Asee peer logo

Community Based Learning: Creating International Sustainable Development Engineers

Download Paper |

Conference

2007 Annual Conference & Exposition

Location

Honolulu, Hawaii

Publication Date

June 24, 2007

Start Date

June 24, 2007

End Date

June 27, 2007

ISSN

2153-5965

Conference Session

International Distance & Service Learning for Engineers- Discussion on Best Practices

Tagged Division

International

Page Count

8

Page Numbers

12.375.1 - 12.375.8

DOI

10.18260/1-2--2051

Permanent URL

https://peer.asee.org/2051

Download Count

38

Request a correction

Paper Authors

author page

Kurt Paterson Michigan Technological University

author page

James Mihelcic Michigan Technological University

author page

David Watkins Michigan Technological University

author page

Brian Barkdoll Michigan Technological University

author page

Linda Phillips Michigan Technological University

Download Paper |

Abstract
NOTE: The first page of text has been automatically extracted and included below in lieu of an abstract

Community-Based Learning: Creating International Sustainable Development Engineers

1. Introduction There has been increased recognition that the world faces serious challenges in terms of long-term economic growth, societal prosperity, and environmental protection. In particular, health problems resulting from environmental risks and a lack of economic resources in the developing world pose daunting challenges to the global scientific and engineering communities. Addressing these challenges through international research experiences integrated with sustainability and appropriate technology principles represents a significant and critical contribution to a more sustainable future. This has been called for both within and outside engineering education, starting at the undergraduate level.

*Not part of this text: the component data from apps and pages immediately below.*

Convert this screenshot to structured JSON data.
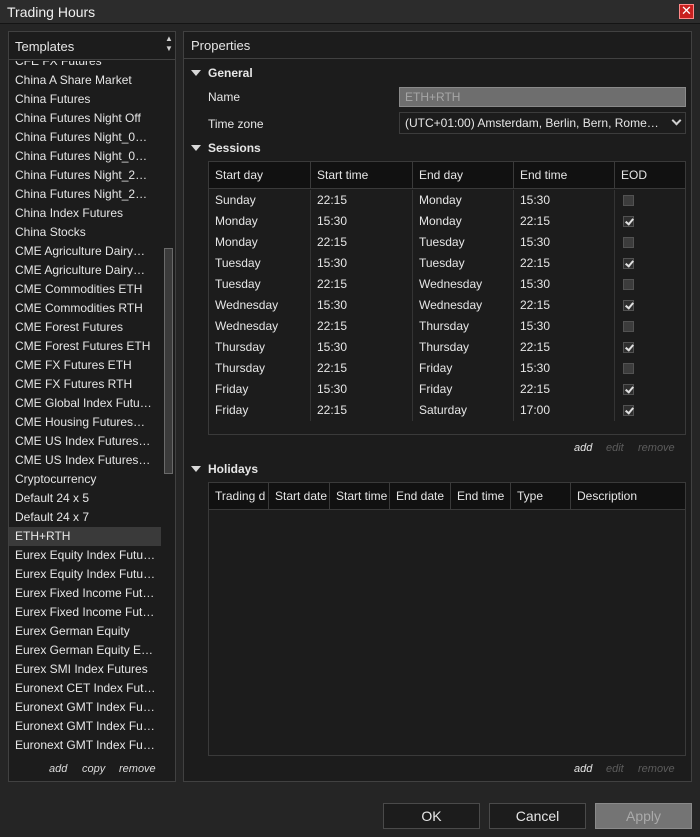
{
  "window": {
    "title": "Trading Hours",
    "close_glyph": "✕"
  },
  "templates": {
    "header": "Templates",
    "items": [
      "CFE FX Futures",
      "China A Share Market",
      "China Futures",
      "China Futures Night Off",
      "China Futures Night_0…",
      "China Futures Night_0…",
      "China Futures Night_2…",
      "China Futures Night_2…",
      "China Index Futures",
      "China Stocks",
      "CME Agriculture Dairy…",
      "CME Agriculture Dairy…",
      "CME Commodities ETH",
      "CME Commodities RTH",
      "CME Forest Futures",
      "CME Forest Futures ETH",
      "CME FX Futures ETH",
      "CME FX Futures RTH",
      "CME Global Index Futu…",
      "CME Housing Futures…",
      "CME US Index Futures…",
      "CME US Index Futures…",
      "Cryptocurrency",
      "Default 24 x 5",
      "Default 24 x 7",
      "ETH+RTH",
      "Eurex Equity Index Futu…",
      "Eurex Equity Index Futu…",
      "Eurex Fixed Income Fut…",
      "Eurex Fixed Income Fut…",
      "Eurex German Equity",
      "Eurex German Equity E…",
      "Eurex SMI Index Futures",
      "Euronext CET Index Fut…",
      "Euronext GMT Index Fu…",
      "Euronext GMT Index Fu…",
      "Euronext GMT Index Fu…"
    ],
    "selected_index": 25,
    "footer": {
      "add": "add",
      "copy": "copy",
      "remove": "remove"
    }
  },
  "properties": {
    "header": "Properties",
    "general": {
      "title": "General",
      "name_label": "Name",
      "name_value": "ETH+RTH",
      "timezone_label": "Time zone",
      "timezone_value": "(UTC+01:00) Amsterdam, Berlin, Bern, Rome…"
    },
    "sessions": {
      "title": "Sessions",
      "columns": [
        "Start day",
        "Start time",
        "End day",
        "End time",
        "EOD"
      ],
      "rows": [
        {
          "start_day": "Sunday",
          "start_time": "22:15",
          "end_day": "Monday",
          "end_time": "15:30",
          "eod": false
        },
        {
          "start_day": "Monday",
          "start_time": "15:30",
          "end_day": "Monday",
          "end_time": "22:15",
          "eod": true
        },
        {
          "start_day": "Monday",
          "start_time": "22:15",
          "end_day": "Tuesday",
          "end_time": "15:30",
          "eod": false
        },
        {
          "start_day": "Tuesday",
          "start_time": "15:30",
          "end_day": "Tuesday",
          "end_time": "22:15",
          "eod": true
        },
        {
          "start_day": "Tuesday",
          "start_time": "22:15",
          "end_day": "Wednesday",
          "end_time": "15:30",
          "eod": false
        },
        {
          "start_day": "Wednesday",
          "start_time": "15:30",
          "end_day": "Wednesday",
          "end_time": "22:15",
          "eod": true
        },
        {
          "start_day": "Wednesday",
          "start_time": "22:15",
          "end_day": "Thursday",
          "end_time": "15:30",
          "eod": false
        },
        {
          "start_day": "Thursday",
          "start_time": "15:30",
          "end_day": "Thursday",
          "end_time": "22:15",
          "eod": true
        },
        {
          "start_day": "Thursday",
          "start_time": "22:15",
          "end_day": "Friday",
          "end_time": "15:30",
          "eod": false
        },
        {
          "start_day": "Friday",
          "start_time": "15:30",
          "end_day": "Friday",
          "end_time": "22:15",
          "eod": true
        },
        {
          "start_day": "Friday",
          "start_time": "22:15",
          "end_day": "Saturday",
          "end_time": "17:00",
          "eod": true
        }
      ],
      "actions": {
        "add": "add",
        "edit": "edit",
        "remove": "remove"
      }
    },
    "holidays": {
      "title": "Holidays",
      "columns": [
        "Trading d",
        "Start date",
        "Start time",
        "End date",
        "End time",
        "Type",
        "Description"
      ],
      "rows": [],
      "actions": {
        "add": "add",
        "edit": "edit",
        "remove": "remove"
      }
    }
  },
  "buttons": {
    "ok": "OK",
    "cancel": "Cancel",
    "apply": "Apply"
  }
}
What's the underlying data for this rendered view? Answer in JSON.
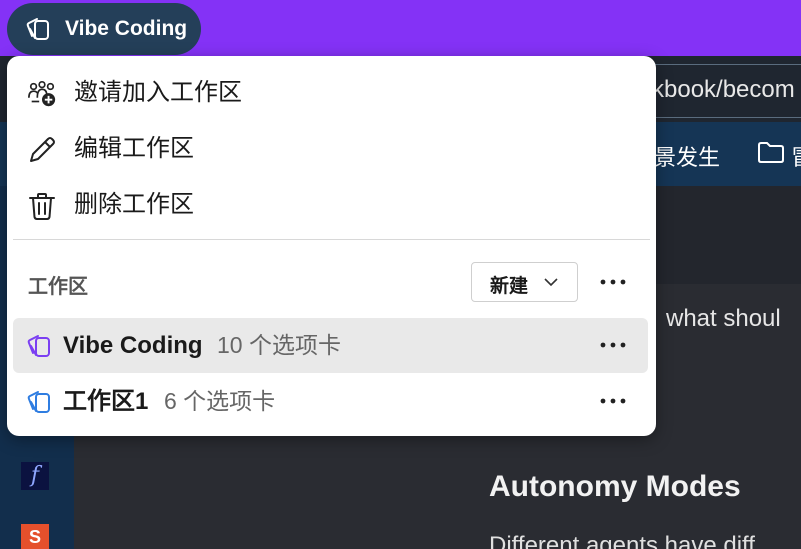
{
  "colors": {
    "accent": "#8432f6",
    "pill": "#243f59",
    "workspace_icon_purple": "#7b3ff2",
    "workspace_icon_blue": "#2f7de1"
  },
  "top_bar": {
    "workspace_name": "Vibe Coding",
    "workspace_icon": "tabs-stack-icon"
  },
  "background": {
    "address_text": "kbook/becom",
    "bookmark_text": "景发生",
    "bookmark_folder_label": "冒",
    "content_line": "what shoul",
    "content_heading": "Autonomy Modes",
    "content_paragraph": "Different agents have diff"
  },
  "menu": {
    "actions": [
      {
        "label": "邀请加入工作区",
        "icon": "invite-people-icon"
      },
      {
        "label": "编辑工作区",
        "icon": "pencil-icon"
      },
      {
        "label": "删除工作区",
        "icon": "trash-icon"
      }
    ],
    "section_title": "工作区",
    "new_label": "新建",
    "workspaces": [
      {
        "name": "Vibe Coding",
        "count": "10 个选项卡",
        "active": true
      },
      {
        "name": "工作区1",
        "count": "6 个选项卡",
        "active": false
      }
    ]
  }
}
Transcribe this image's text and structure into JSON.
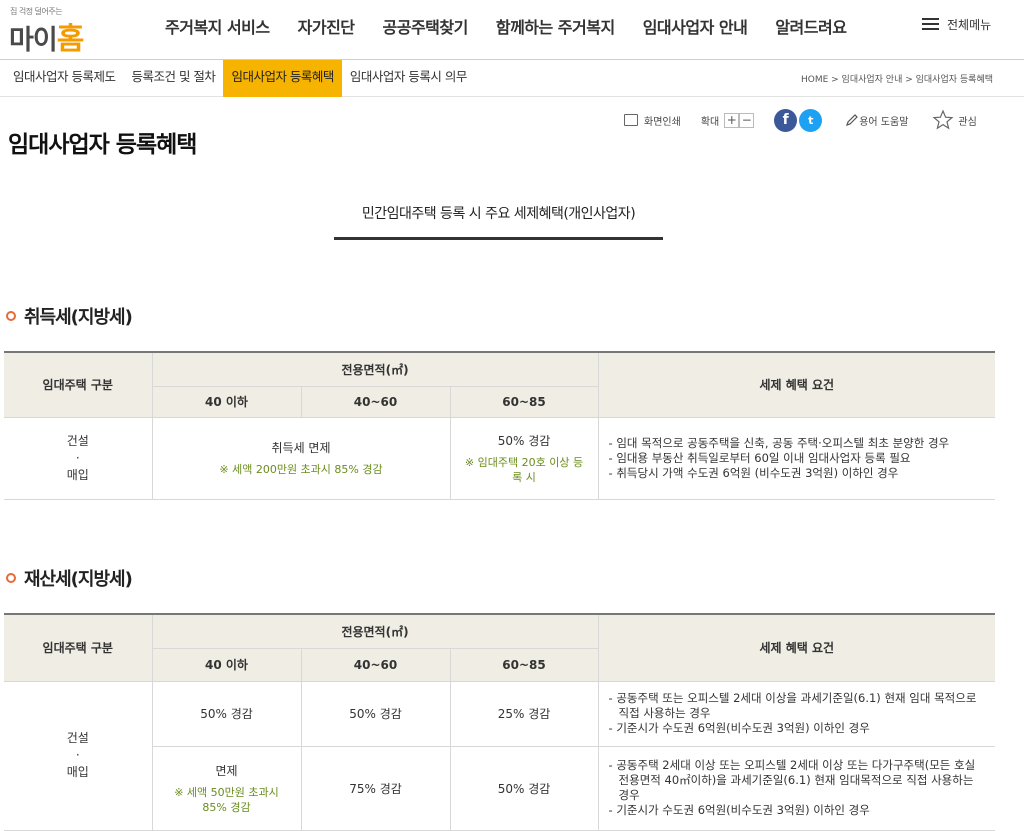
{
  "header": {
    "logo_tagline": "집 걱정 덜어주는",
    "logo_text_a": "마이",
    "logo_text_b": "홈",
    "menu": [
      "주거복지 서비스",
      "자가진단",
      "공공주택찾기",
      "함께하는 주거복지",
      "임대사업자 안내",
      "알려드려요"
    ],
    "all_menu": "전체메뉴"
  },
  "subnav": {
    "tabs": [
      "임대사업자 등록제도",
      "등록조건 및 절차",
      "임대사업자 등록혜택",
      "임대사업자 등록시 의무"
    ],
    "active_index": 2,
    "breadcrumb": "HOME > 임대사업자 안내 > 임대사업자 등록혜택"
  },
  "page": {
    "title": "임대사업자 등록혜택",
    "tools": {
      "print": "화면인쇄",
      "zoom": "확대",
      "zoom_in": "+",
      "zoom_out": "−",
      "facebook": "f",
      "twitter": "t",
      "glossary": "용어 도움말",
      "favorite": "관심"
    },
    "box_title": "민간임대주택 등록 시 주요 세제혜택(개인사업자)"
  },
  "acquisition": {
    "title": "취득세(지방세)",
    "headers": {
      "type": "임대주택 구분",
      "area": "전용면적(㎡)",
      "col1": "40 이하",
      "col2": "40~60",
      "col3": "60~85",
      "req": "세제 혜택 요건"
    },
    "row_label": [
      "건설",
      "·",
      "매입"
    ],
    "exempt": "취득세 면제",
    "exempt_note": "※ 세액 200만원 초과시 85% 경감",
    "reduce": "50% 경감",
    "reduce_note": "※ 임대주택 20호 이상 등록 시",
    "requirements": [
      "- 임대 목적으로 공동주택을 신축, 공동 주택·오피스텔 최초 분양한 경우",
      "- 임대용 부동산 취득일로부터 60일 이내 임대사업자 등록 필요",
      "- 취득당시 가액 수도권 6억원 (비수도권 3억원) 이하인 경우"
    ]
  },
  "property": {
    "title": "재산세(지방세)",
    "headers": {
      "type": "임대주택 구분",
      "area": "전용면적(㎡)",
      "col1": "40 이하",
      "col2": "40~60",
      "col3": "60~85",
      "req": "세제 혜택 요건"
    },
    "row_label": [
      "건설",
      "·",
      "매입"
    ],
    "row1": {
      "c1": "50% 경감",
      "c2": "50% 경감",
      "c3": "25% 경감",
      "requirements": [
        "- 공동주택 또는 오피스텔 2세대 이상을 과세기준일(6.1) 현재 임대 목적으로 직접 사용하는 경우",
        "- 기준시가 수도권 6억원(비수도권 3억원) 이하인 경우"
      ]
    },
    "row2": {
      "c1": "면제",
      "c1_note": "※ 세액 50만원 초과시 85% 경감",
      "c2": "75% 경감",
      "c3": "50% 경감",
      "requirements": [
        "- 공동주택 2세대 이상 또는 오피스텔 2세대 이상 또는 다가구주택(모든 호실 전용면적 40㎡이하)을 과세기준일(6.1) 현재 임대목적으로 직접 사용하는 경우",
        "- 기준시가 수도권 6억원(비수도권 3억원) 이하인 경우"
      ]
    }
  },
  "colors": {
    "accent_tab": "#f6b400",
    "logo_orange": "#f59b00",
    "note_green": "#6b8c1c",
    "bullet": "#e86a3b",
    "table_header": "#f0eee4"
  }
}
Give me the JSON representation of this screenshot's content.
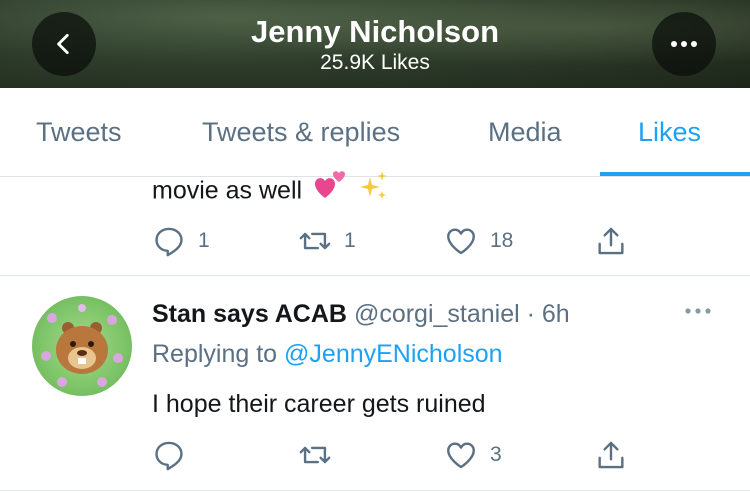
{
  "header": {
    "title": "Jenny Nicholson",
    "subtitle": "25.9K Likes",
    "back_icon": "chevron-left-icon",
    "more_icon": "more-horizontal-icon"
  },
  "tabs": [
    {
      "label": "Tweets",
      "active": false
    },
    {
      "label": "Tweets & replies",
      "active": false
    },
    {
      "label": "Media",
      "active": false
    },
    {
      "label": "Likes",
      "active": true
    }
  ],
  "previous_tweet": {
    "text_fragment": "movie as well",
    "emojis": [
      "two-hearts-icon",
      "sparkles-icon"
    ],
    "reply_count": "1",
    "retweet_count": "1",
    "like_count": "18"
  },
  "tweet": {
    "display_name": "Stan says ACAB",
    "handle": "@corgi_staniel",
    "separator": " · ",
    "time": "6h",
    "replying_prefix": "Replying to ",
    "replying_to": "@JennyENicholson",
    "text": "I hope their career gets ruined",
    "reply_count": "",
    "retweet_count": "",
    "like_count": "3"
  },
  "colors": {
    "accent": "#1da1f2",
    "secondary_text": "#5b7083",
    "primary_text": "#14171a",
    "heart_pink": "#f0509c"
  }
}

Initiated in Fall 2006 with the help of a NSF grant, this program engages engineering student teams in community-based learning (CBL) outside La Paz, Bolivia. CBL is defined as learning via working with and in a community in need of engineering (or other) services. In this way, the student’s research efforts in this program will be socially relevant and useful at the community level, and will foster knowledge transfer from the developing world to the industrialized world. It will also increase students’ understanding of appropriate technology, engineering equality, and social justice. This paper will present the program design, student participation, and lessons learned to date.

2. Program Design The four main goals of this CBL experience are: (1) to provide engineering students experience working on diverse teams, (2) to produce engineers with a better sense of the societal and global interconnections of engineering works, (3) to enhance the real-world problem-solving and research capabilities of students, and (4) to work with developing communities on appropriate sustainable solutions to environmental problems.

Three student teams, each composed of two American engineering students (one undergraduate, and one mentoring Ph.D. student) and two Bolivian engineering students, partner with a Bolivian NGO and Bolivian community members to assess, plan, design, execute, re-assess, and communicate research related to a sustainable development project for the community. The American undergraduate engineering students are selected from a recently started Certificate in International Sustainable Development Engineering program, the doctoral students from a Graduate Certificate in Sustainability program. The Bolivian students will come from the engineering program at Universidad Tecnològica Boliviana in La Paz.

The program commenced with a campus-wide solicitation of participation. While this program is designed to draw students from two existing sustainable development programs, the undergraduate program was only recently approved by the University;

Paterson, K., & Mihelcic, J., & Watkins, D., & Barkdoll, B., & Phillips, L. (2007, June), Community Based Learning: Creating International Sustainable Development Engineers Paper presented at 2007 Annual Conference & Exposition, Honolulu, Hawaii. 10.18260/1-2--2051

ASEE holds the copyright on this document. It may be read by the public free of charge. Authors may archive their work on personal websites or in institutional repositories with the following citation: © 2007 American Society for Engineering Education. Other scholars may excerpt or quote from these materials with the same citation. When excerpting or quoting from Conference Proceedings, authors should, in addition to noting the ASEE copyright, list all the original authors and their institutions and name the host city of the conference. - Last updated April 1, 2015